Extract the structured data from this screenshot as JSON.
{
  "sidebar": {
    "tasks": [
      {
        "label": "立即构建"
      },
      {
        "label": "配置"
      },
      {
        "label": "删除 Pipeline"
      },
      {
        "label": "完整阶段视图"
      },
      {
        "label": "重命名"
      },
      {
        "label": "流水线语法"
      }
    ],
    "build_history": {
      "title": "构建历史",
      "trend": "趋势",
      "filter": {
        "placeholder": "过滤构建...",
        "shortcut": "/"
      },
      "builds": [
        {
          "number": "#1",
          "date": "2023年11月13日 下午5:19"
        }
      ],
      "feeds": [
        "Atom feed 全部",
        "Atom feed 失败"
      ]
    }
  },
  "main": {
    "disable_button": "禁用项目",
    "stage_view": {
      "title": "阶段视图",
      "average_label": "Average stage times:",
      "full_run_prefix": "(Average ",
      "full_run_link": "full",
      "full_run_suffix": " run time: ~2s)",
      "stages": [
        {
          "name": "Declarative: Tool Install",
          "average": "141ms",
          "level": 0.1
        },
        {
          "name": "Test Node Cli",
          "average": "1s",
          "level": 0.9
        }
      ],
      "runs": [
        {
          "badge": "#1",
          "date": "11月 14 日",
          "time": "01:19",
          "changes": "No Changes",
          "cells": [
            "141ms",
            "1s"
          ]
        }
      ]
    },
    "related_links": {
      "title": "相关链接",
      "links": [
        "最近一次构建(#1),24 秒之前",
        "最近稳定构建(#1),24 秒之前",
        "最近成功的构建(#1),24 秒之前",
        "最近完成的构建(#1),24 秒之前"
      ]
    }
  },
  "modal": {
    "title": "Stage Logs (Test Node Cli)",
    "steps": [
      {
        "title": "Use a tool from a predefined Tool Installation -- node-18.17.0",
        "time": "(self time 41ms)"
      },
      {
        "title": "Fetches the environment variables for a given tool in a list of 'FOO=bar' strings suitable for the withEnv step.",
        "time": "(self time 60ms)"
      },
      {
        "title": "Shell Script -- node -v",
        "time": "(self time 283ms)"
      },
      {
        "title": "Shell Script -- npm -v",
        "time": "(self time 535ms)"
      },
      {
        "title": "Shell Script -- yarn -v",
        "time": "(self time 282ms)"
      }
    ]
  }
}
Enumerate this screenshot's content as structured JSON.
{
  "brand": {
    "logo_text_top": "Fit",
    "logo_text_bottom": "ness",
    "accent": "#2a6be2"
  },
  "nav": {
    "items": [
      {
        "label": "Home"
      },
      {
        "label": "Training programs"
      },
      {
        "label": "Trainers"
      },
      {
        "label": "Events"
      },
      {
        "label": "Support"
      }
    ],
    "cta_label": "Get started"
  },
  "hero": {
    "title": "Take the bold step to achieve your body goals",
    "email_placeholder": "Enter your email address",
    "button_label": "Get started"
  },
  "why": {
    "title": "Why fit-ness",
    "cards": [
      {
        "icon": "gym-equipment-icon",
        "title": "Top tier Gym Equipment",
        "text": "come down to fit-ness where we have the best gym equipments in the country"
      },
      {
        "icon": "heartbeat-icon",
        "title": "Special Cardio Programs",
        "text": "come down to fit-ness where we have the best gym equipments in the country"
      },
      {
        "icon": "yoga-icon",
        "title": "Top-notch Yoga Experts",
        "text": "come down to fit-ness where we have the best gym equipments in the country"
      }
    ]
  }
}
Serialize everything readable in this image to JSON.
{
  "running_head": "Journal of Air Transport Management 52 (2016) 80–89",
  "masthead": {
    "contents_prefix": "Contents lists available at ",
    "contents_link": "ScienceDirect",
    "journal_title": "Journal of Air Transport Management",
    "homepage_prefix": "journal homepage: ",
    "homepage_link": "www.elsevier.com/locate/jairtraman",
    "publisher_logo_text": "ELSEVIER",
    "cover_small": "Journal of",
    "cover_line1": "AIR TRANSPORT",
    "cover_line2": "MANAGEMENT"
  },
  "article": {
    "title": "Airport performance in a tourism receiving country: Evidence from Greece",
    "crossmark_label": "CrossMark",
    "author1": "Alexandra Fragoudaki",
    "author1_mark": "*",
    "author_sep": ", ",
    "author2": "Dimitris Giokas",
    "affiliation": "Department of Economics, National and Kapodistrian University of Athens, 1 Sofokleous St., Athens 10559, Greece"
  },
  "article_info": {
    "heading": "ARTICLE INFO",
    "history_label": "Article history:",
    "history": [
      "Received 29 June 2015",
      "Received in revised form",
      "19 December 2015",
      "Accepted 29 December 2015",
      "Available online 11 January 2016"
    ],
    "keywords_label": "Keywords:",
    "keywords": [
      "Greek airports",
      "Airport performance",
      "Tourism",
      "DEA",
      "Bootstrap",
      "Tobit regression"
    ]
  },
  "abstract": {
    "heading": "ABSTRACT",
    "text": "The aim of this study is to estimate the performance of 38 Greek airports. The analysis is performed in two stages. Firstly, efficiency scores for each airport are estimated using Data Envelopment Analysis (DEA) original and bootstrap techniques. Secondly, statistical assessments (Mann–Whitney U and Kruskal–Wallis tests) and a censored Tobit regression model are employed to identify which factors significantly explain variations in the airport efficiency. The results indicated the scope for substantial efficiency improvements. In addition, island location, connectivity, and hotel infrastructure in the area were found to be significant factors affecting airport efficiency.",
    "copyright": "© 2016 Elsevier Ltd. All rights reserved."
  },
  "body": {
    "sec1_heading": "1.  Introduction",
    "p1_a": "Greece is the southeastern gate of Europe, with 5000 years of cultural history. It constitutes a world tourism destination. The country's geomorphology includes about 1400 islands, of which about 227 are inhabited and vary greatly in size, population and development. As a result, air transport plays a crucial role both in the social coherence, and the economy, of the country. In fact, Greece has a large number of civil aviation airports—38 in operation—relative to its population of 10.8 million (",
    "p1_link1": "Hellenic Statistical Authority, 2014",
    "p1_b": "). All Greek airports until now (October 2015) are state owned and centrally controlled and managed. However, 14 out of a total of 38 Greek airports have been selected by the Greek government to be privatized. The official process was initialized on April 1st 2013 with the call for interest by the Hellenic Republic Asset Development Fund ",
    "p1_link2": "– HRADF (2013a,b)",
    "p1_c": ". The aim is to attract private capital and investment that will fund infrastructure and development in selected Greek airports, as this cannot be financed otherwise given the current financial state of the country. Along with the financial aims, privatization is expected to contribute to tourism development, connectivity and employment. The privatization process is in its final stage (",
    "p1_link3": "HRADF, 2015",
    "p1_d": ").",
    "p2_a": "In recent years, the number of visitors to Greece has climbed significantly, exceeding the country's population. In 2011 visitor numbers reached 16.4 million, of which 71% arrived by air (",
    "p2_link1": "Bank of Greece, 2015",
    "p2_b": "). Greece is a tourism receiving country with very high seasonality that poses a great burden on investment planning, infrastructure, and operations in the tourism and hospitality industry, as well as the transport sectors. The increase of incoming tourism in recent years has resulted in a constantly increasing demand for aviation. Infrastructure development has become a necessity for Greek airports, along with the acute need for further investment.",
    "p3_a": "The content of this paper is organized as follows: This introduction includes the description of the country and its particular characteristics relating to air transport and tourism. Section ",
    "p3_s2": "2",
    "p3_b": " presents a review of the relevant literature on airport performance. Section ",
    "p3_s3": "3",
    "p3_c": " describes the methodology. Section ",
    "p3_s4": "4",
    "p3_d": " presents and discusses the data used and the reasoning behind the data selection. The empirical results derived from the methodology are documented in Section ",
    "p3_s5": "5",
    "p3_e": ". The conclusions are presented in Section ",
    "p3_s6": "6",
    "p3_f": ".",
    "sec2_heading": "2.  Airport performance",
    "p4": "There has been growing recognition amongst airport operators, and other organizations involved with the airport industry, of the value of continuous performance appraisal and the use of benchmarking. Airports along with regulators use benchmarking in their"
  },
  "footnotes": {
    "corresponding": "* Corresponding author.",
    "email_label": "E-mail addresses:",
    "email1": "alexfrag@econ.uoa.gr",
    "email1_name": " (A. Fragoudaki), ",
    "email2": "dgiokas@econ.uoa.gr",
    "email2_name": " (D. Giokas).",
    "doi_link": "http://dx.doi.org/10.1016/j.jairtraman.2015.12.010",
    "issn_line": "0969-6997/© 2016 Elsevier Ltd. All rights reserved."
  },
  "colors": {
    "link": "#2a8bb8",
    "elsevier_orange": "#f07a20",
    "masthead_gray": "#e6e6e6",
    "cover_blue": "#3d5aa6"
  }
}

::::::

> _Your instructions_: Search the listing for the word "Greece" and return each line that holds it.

> _Result below_:
    "title": "Airport performance in a tourism receiving country: Evidence from Greece",
    "affiliation": "Department of Economics, National and Kapodistrian University of Athens, 1 Sofokleous St., Athens 10559, Greece"
    "p1_a": "Greece is the southeastern gate of Europe, with 5000 years of cultural history. It constitutes a world tourism destination. The country's geomorphology includes about 1400 islands, of which about 227 are inhabited and vary greatly in size, population and development. As a result, air transport plays a crucial role both in the social coherence, and the economy, of the country. In fact, Greece has a large number of civil aviation airports—38 in operation—relative to its population of 10.8 million (",
    "p2_a": "In recent years, the number of visitors to Greece has climbed significantly, exceeding the country's population. In 2011 visitor numbers reached 16.4 million, of which 71% arrived by air (",
    "p2_link1": "Bank of Greece, 2015",
    "p2_b": "). Greece is a tourism receiving country with very high seasonality that poses a great burden on investment planning, infrastructure, and operations in the tourism and hospitality industry, as well as the transport sectors. The increase of incoming tourism in recent years has resulted in a constantly increasing demand for aviation. Infrastructure development has become a necessity for Greek airports, along with the acute need for further investment.",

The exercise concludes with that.